Web page and app entries
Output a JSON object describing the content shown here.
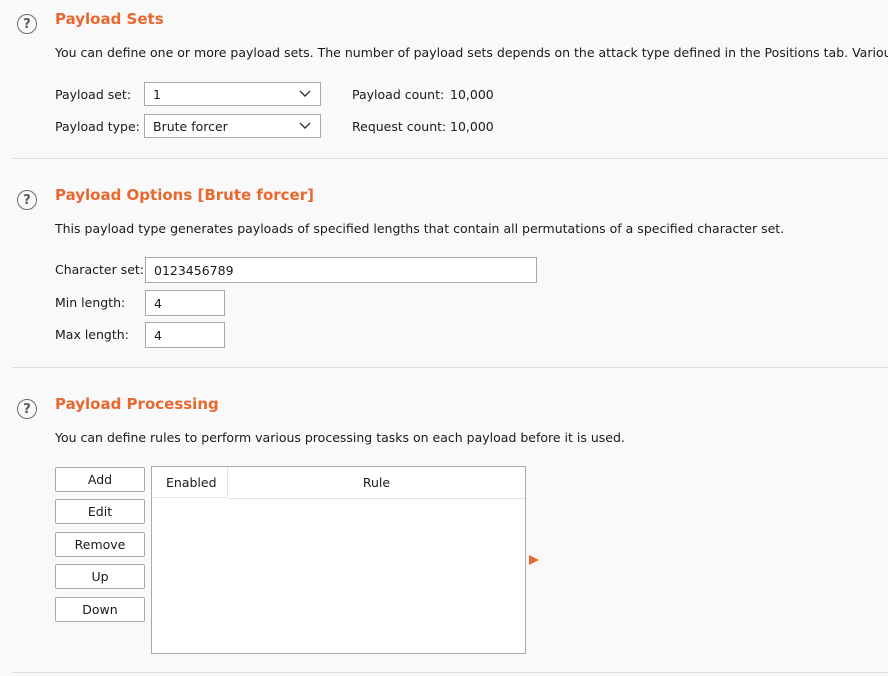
{
  "payload_sets": {
    "title": "Payload Sets",
    "description": "You can define one or more payload sets. The number of payload sets depends on the attack type defined in the Positions tab. Various p",
    "payload_set_label": "Payload set:",
    "payload_set_value": "1",
    "payload_type_label": "Payload type:",
    "payload_type_value": "Brute forcer",
    "payload_count_label": "Payload count:",
    "payload_count_value": "10,000",
    "request_count_label": "Request count:",
    "request_count_value": "10,000"
  },
  "payload_options": {
    "title": "Payload Options [Brute forcer]",
    "description": "This payload type generates payloads of specified lengths that contain all permutations of a specified character set.",
    "character_set_label": "Character set:",
    "character_set_value": "0123456789",
    "min_length_label": "Min length:",
    "min_length_value": "4",
    "max_length_label": "Max length:",
    "max_length_value": "4"
  },
  "payload_processing": {
    "title": "Payload Processing",
    "description": "You can define rules to perform various processing tasks on each payload before it is used.",
    "buttons": {
      "add": "Add",
      "edit": "Edit",
      "remove": "Remove",
      "up": "Up",
      "down": "Down"
    },
    "table": {
      "columns": [
        "Enabled",
        "Rule"
      ],
      "rows": []
    }
  },
  "icons": {
    "help": "?",
    "expand_arrow_color": "#e8692f"
  },
  "colors": {
    "accent": "#e8692f"
  }
}
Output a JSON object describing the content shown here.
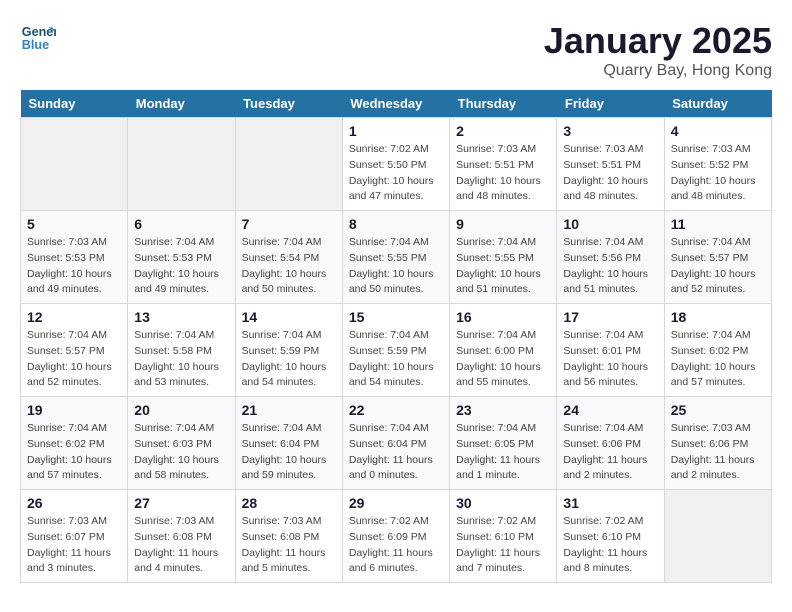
{
  "logo": {
    "line1": "General",
    "line2": "Blue"
  },
  "title": "January 2025",
  "subtitle": "Quarry Bay, Hong Kong",
  "days_of_week": [
    "Sunday",
    "Monday",
    "Tuesday",
    "Wednesday",
    "Thursday",
    "Friday",
    "Saturday"
  ],
  "weeks": [
    [
      {
        "day": "",
        "sunrise": "",
        "sunset": "",
        "daylight": ""
      },
      {
        "day": "",
        "sunrise": "",
        "sunset": "",
        "daylight": ""
      },
      {
        "day": "",
        "sunrise": "",
        "sunset": "",
        "daylight": ""
      },
      {
        "day": "1",
        "sunrise": "Sunrise: 7:02 AM",
        "sunset": "Sunset: 5:50 PM",
        "daylight": "Daylight: 10 hours and 47 minutes."
      },
      {
        "day": "2",
        "sunrise": "Sunrise: 7:03 AM",
        "sunset": "Sunset: 5:51 PM",
        "daylight": "Daylight: 10 hours and 48 minutes."
      },
      {
        "day": "3",
        "sunrise": "Sunrise: 7:03 AM",
        "sunset": "Sunset: 5:51 PM",
        "daylight": "Daylight: 10 hours and 48 minutes."
      },
      {
        "day": "4",
        "sunrise": "Sunrise: 7:03 AM",
        "sunset": "Sunset: 5:52 PM",
        "daylight": "Daylight: 10 hours and 48 minutes."
      }
    ],
    [
      {
        "day": "5",
        "sunrise": "Sunrise: 7:03 AM",
        "sunset": "Sunset: 5:53 PM",
        "daylight": "Daylight: 10 hours and 49 minutes."
      },
      {
        "day": "6",
        "sunrise": "Sunrise: 7:04 AM",
        "sunset": "Sunset: 5:53 PM",
        "daylight": "Daylight: 10 hours and 49 minutes."
      },
      {
        "day": "7",
        "sunrise": "Sunrise: 7:04 AM",
        "sunset": "Sunset: 5:54 PM",
        "daylight": "Daylight: 10 hours and 50 minutes."
      },
      {
        "day": "8",
        "sunrise": "Sunrise: 7:04 AM",
        "sunset": "Sunset: 5:55 PM",
        "daylight": "Daylight: 10 hours and 50 minutes."
      },
      {
        "day": "9",
        "sunrise": "Sunrise: 7:04 AM",
        "sunset": "Sunset: 5:55 PM",
        "daylight": "Daylight: 10 hours and 51 minutes."
      },
      {
        "day": "10",
        "sunrise": "Sunrise: 7:04 AM",
        "sunset": "Sunset: 5:56 PM",
        "daylight": "Daylight: 10 hours and 51 minutes."
      },
      {
        "day": "11",
        "sunrise": "Sunrise: 7:04 AM",
        "sunset": "Sunset: 5:57 PM",
        "daylight": "Daylight: 10 hours and 52 minutes."
      }
    ],
    [
      {
        "day": "12",
        "sunrise": "Sunrise: 7:04 AM",
        "sunset": "Sunset: 5:57 PM",
        "daylight": "Daylight: 10 hours and 52 minutes."
      },
      {
        "day": "13",
        "sunrise": "Sunrise: 7:04 AM",
        "sunset": "Sunset: 5:58 PM",
        "daylight": "Daylight: 10 hours and 53 minutes."
      },
      {
        "day": "14",
        "sunrise": "Sunrise: 7:04 AM",
        "sunset": "Sunset: 5:59 PM",
        "daylight": "Daylight: 10 hours and 54 minutes."
      },
      {
        "day": "15",
        "sunrise": "Sunrise: 7:04 AM",
        "sunset": "Sunset: 5:59 PM",
        "daylight": "Daylight: 10 hours and 54 minutes."
      },
      {
        "day": "16",
        "sunrise": "Sunrise: 7:04 AM",
        "sunset": "Sunset: 6:00 PM",
        "daylight": "Daylight: 10 hours and 55 minutes."
      },
      {
        "day": "17",
        "sunrise": "Sunrise: 7:04 AM",
        "sunset": "Sunset: 6:01 PM",
        "daylight": "Daylight: 10 hours and 56 minutes."
      },
      {
        "day": "18",
        "sunrise": "Sunrise: 7:04 AM",
        "sunset": "Sunset: 6:02 PM",
        "daylight": "Daylight: 10 hours and 57 minutes."
      }
    ],
    [
      {
        "day": "19",
        "sunrise": "Sunrise: 7:04 AM",
        "sunset": "Sunset: 6:02 PM",
        "daylight": "Daylight: 10 hours and 57 minutes."
      },
      {
        "day": "20",
        "sunrise": "Sunrise: 7:04 AM",
        "sunset": "Sunset: 6:03 PM",
        "daylight": "Daylight: 10 hours and 58 minutes."
      },
      {
        "day": "21",
        "sunrise": "Sunrise: 7:04 AM",
        "sunset": "Sunset: 6:04 PM",
        "daylight": "Daylight: 10 hours and 59 minutes."
      },
      {
        "day": "22",
        "sunrise": "Sunrise: 7:04 AM",
        "sunset": "Sunset: 6:04 PM",
        "daylight": "Daylight: 11 hours and 0 minutes."
      },
      {
        "day": "23",
        "sunrise": "Sunrise: 7:04 AM",
        "sunset": "Sunset: 6:05 PM",
        "daylight": "Daylight: 11 hours and 1 minute."
      },
      {
        "day": "24",
        "sunrise": "Sunrise: 7:04 AM",
        "sunset": "Sunset: 6:06 PM",
        "daylight": "Daylight: 11 hours and 2 minutes."
      },
      {
        "day": "25",
        "sunrise": "Sunrise: 7:03 AM",
        "sunset": "Sunset: 6:06 PM",
        "daylight": "Daylight: 11 hours and 2 minutes."
      }
    ],
    [
      {
        "day": "26",
        "sunrise": "Sunrise: 7:03 AM",
        "sunset": "Sunset: 6:07 PM",
        "daylight": "Daylight: 11 hours and 3 minutes."
      },
      {
        "day": "27",
        "sunrise": "Sunrise: 7:03 AM",
        "sunset": "Sunset: 6:08 PM",
        "daylight": "Daylight: 11 hours and 4 minutes."
      },
      {
        "day": "28",
        "sunrise": "Sunrise: 7:03 AM",
        "sunset": "Sunset: 6:08 PM",
        "daylight": "Daylight: 11 hours and 5 minutes."
      },
      {
        "day": "29",
        "sunrise": "Sunrise: 7:02 AM",
        "sunset": "Sunset: 6:09 PM",
        "daylight": "Daylight: 11 hours and 6 minutes."
      },
      {
        "day": "30",
        "sunrise": "Sunrise: 7:02 AM",
        "sunset": "Sunset: 6:10 PM",
        "daylight": "Daylight: 11 hours and 7 minutes."
      },
      {
        "day": "31",
        "sunrise": "Sunrise: 7:02 AM",
        "sunset": "Sunset: 6:10 PM",
        "daylight": "Daylight: 11 hours and 8 minutes."
      },
      {
        "day": "",
        "sunrise": "",
        "sunset": "",
        "daylight": ""
      }
    ]
  ]
}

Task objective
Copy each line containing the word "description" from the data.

Response to this task
    "description": "You can define one or more payload sets. The number of payload sets depends on the attack type defined in the Positions tab. Various p",
    "description": "This payload type generates payloads of specified lengths that contain all permutations of a specified character set.",
    "description": "You can define rules to perform various processing tasks on each payload before it is used.",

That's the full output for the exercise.